Afghanistan    Åland Islands    Albania    American Samoa    Andorra
Angola    Argentina    Armenia    Aruba    Australia
Austria    Azerbaijan    Bahamas    Barbados    Belarus
Belgium    Benin    Bermuda    Bolivia    Brazil
Bulgaria    Burkina Faso    Burundi    Cambodia    Canada
Central African Republic    Chile    China    Colombia    Congo
Czechia    Democratic Republic of Congo    Djibouti    Dominica    Dominican Republic
Ecuador    Egypt    Eritrea    Estonia    Ethiopia
Finland    France    Georgia    Germany    Ghana
Guam    Guatemala    Guinea    Guyana    Honduras
Hong Kong    Hungary    India    Indonesia    Ireland
Israel    Italy    Japan    Jersey    Kazakhstan
Kenya    Korea    Kyrgyzstan    Liberia    Liechtenstein
Lithuania    Luxembourg    Madagascar    Malaysia    Mali
Mauritania    Mexico    Mongolia    Morocco    Mozambique

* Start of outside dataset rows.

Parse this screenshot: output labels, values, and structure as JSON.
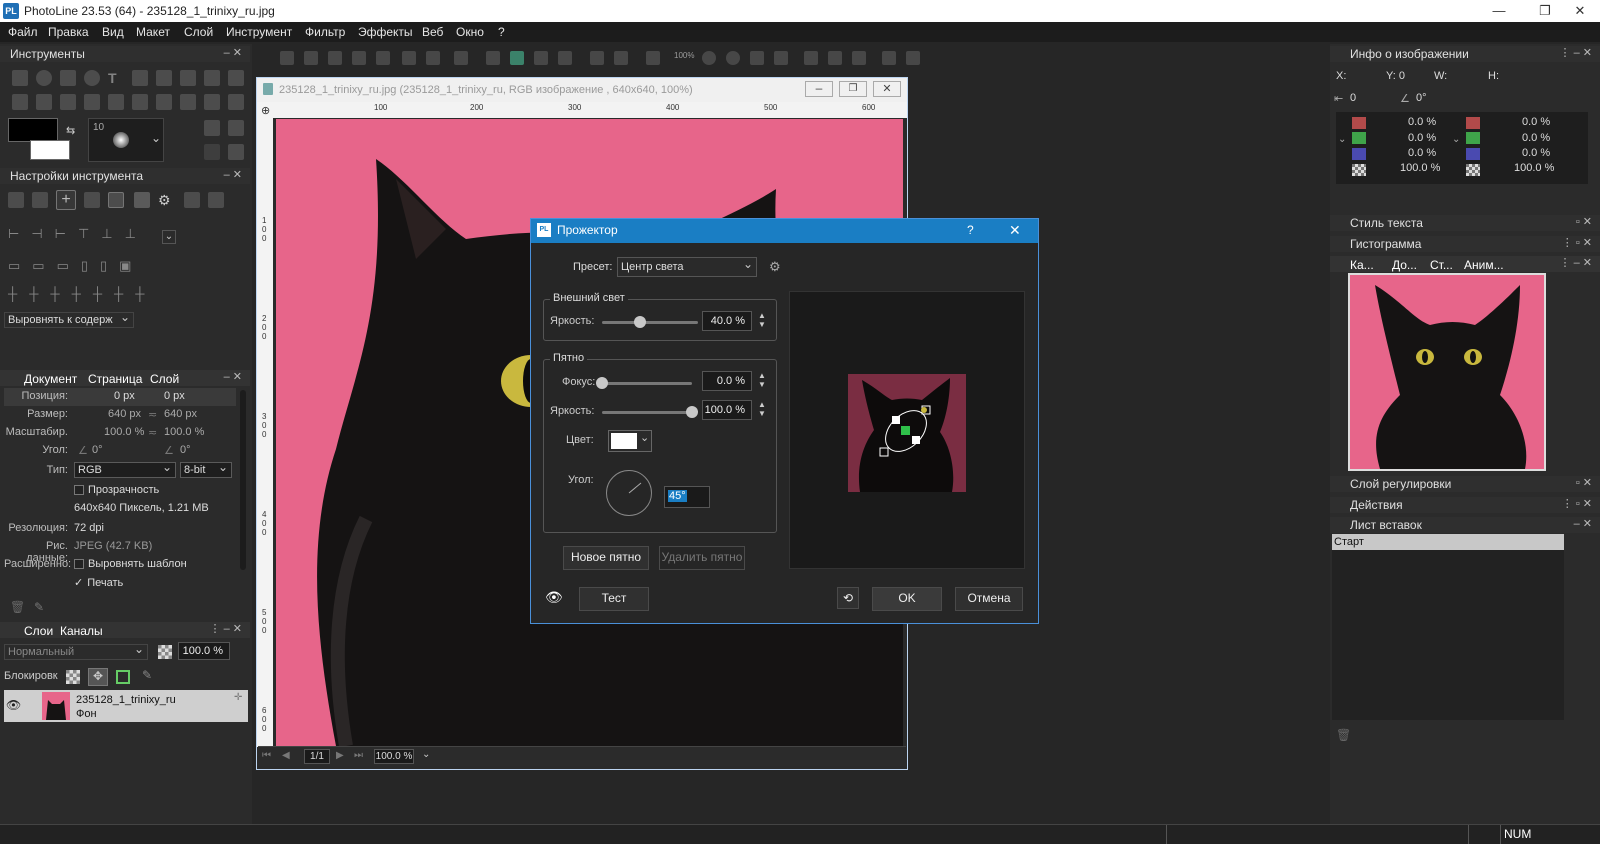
{
  "app": {
    "title": "PhotoLine 23.53 (64) - 235128_1_trinixy_ru.jpg",
    "icon_text": "PL"
  },
  "menu": [
    "Файл",
    "Правка",
    "Вид",
    "Макет",
    "Слой",
    "Инструмент",
    "Фильтр",
    "Эффекты",
    "Веб",
    "Окно",
    "?"
  ],
  "left": {
    "tools_title": "Инструменты",
    "brush_size": "10",
    "settings_title": "Настройки инструмента",
    "align_select": "Выровнять к содерж",
    "doc_tabs": [
      "Документ",
      "Страница",
      "Слой"
    ],
    "props": {
      "position_label": "Позиция:",
      "position_x": "0 px",
      "position_y": "0 px",
      "size_label": "Размер:",
      "size_w": "640 px",
      "size_h": "640 px",
      "scale_label": "Масштабир.",
      "scale_x": "100.0 %",
      "scale_y": "100.0 %",
      "angle_label": "Угол:",
      "angle_1": "0°",
      "angle_2": "0°",
      "type_label": "Тип:",
      "type_value": "RGB",
      "bit_value": "8-bit",
      "transparency": "Прозрачность",
      "pixels": "640x640 Пиксель, 1.21 MB",
      "res_label": "Резолюция:",
      "res_value": "72 dpi",
      "data_label": "Рис. данные:",
      "data_value": "JPEG (42.7 KB)",
      "ext_label": "Расширенно:",
      "ext_align": "Выровнять шаблон",
      "print": "Печать"
    },
    "layers_tabs": [
      "Слои",
      "Каналы"
    ],
    "blend_mode": "Нормальный",
    "opacity": "100.0 %",
    "lock_label": "Блокировк",
    "layer_name": "235128_1_trinixy_ru",
    "layer_sub": "Фон"
  },
  "document": {
    "title": "235128_1_trinixy_ru.jpg (235128_1_trinixy_ru, RGB изображение , 640x640, 100%)",
    "ruler_h": [
      "100",
      "200",
      "300",
      "400",
      "500",
      "600"
    ],
    "ruler_v": [
      "1\n0\n0",
      "2\n0\n0",
      "3\n0\n0",
      "4\n0\n0",
      "5\n0\n0",
      "6\n0\n0"
    ],
    "page": "1/1",
    "zoom": "100.0 %"
  },
  "right": {
    "info_title": "Инфо о изображении",
    "x_label": "X:",
    "y_label": "Y: 0",
    "w_label": "W:",
    "h_label": "H:",
    "dist": "0",
    "angle": "0°",
    "channels_left": [
      "0.0 %",
      "0.0 %",
      "0.0 %",
      "100.0 %"
    ],
    "channels_right": [
      "0.0 %",
      "0.0 %",
      "0.0 %",
      "100.0 %"
    ],
    "text_style": "Стиль текста",
    "histogram": "Гистограмма",
    "nav_tabs": [
      "Ка...",
      "До...",
      "Ст...",
      "Аним..."
    ],
    "adj_layer": "Слой регулировки",
    "actions": "Действия",
    "clip_sheet": "Лист вставок",
    "clip_item": "Старт"
  },
  "dialog": {
    "title": "Прожектор",
    "help": "?",
    "preset_label": "Пресет:",
    "preset_value": "Центр света",
    "outer_group": "Внешний свет",
    "brightness_label": "Яркость:",
    "outer_brightness": "40.0 %",
    "spot_group": "Пятно",
    "focus_label": "Фокус:",
    "focus_value": "0.0 %",
    "spot_brightness_label": "Яркость:",
    "spot_brightness": "100.0 %",
    "color_label": "Цвет:",
    "angle_label": "Угол:",
    "angle_value": "45°",
    "new_spot": "Новое пятно",
    "delete_spot": "Удалить пятно",
    "test": "Тест",
    "ok": "OK",
    "cancel": "Отмена",
    "outer_brightness_level": 0.4,
    "focus_level": 0.0,
    "spot_brightness_level": 1.0
  },
  "status": {
    "num": "NUM"
  },
  "colors": {
    "accent": "#1a7ec4",
    "canvas_bg": "#e7658a",
    "cat": "#141212",
    "eye": "#d4c24a"
  }
}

Myanmar    Namibia    Netherlands    New Zealand    Nicaragua
Niger    Nigeria    Norway    Panama    Papua New Guinea
Peru    Philippines    Poland    Portugal    Russian Federation

Rwanda    Samoa    Saudi Arabia    Senegal    Sierra Leone
Singapore    Slovakia    Slovenia    South Africa    South Sudan
Spain    Sudan    Suriname    Sweden    Switzerland
Taiwan    Tajikistan    Tanzania    Thailand    Turkey
Uganda    United Arab Emirates    United Kingdom    United States    Uzbekistan
Viet Nam    Zambia    Zimbabwe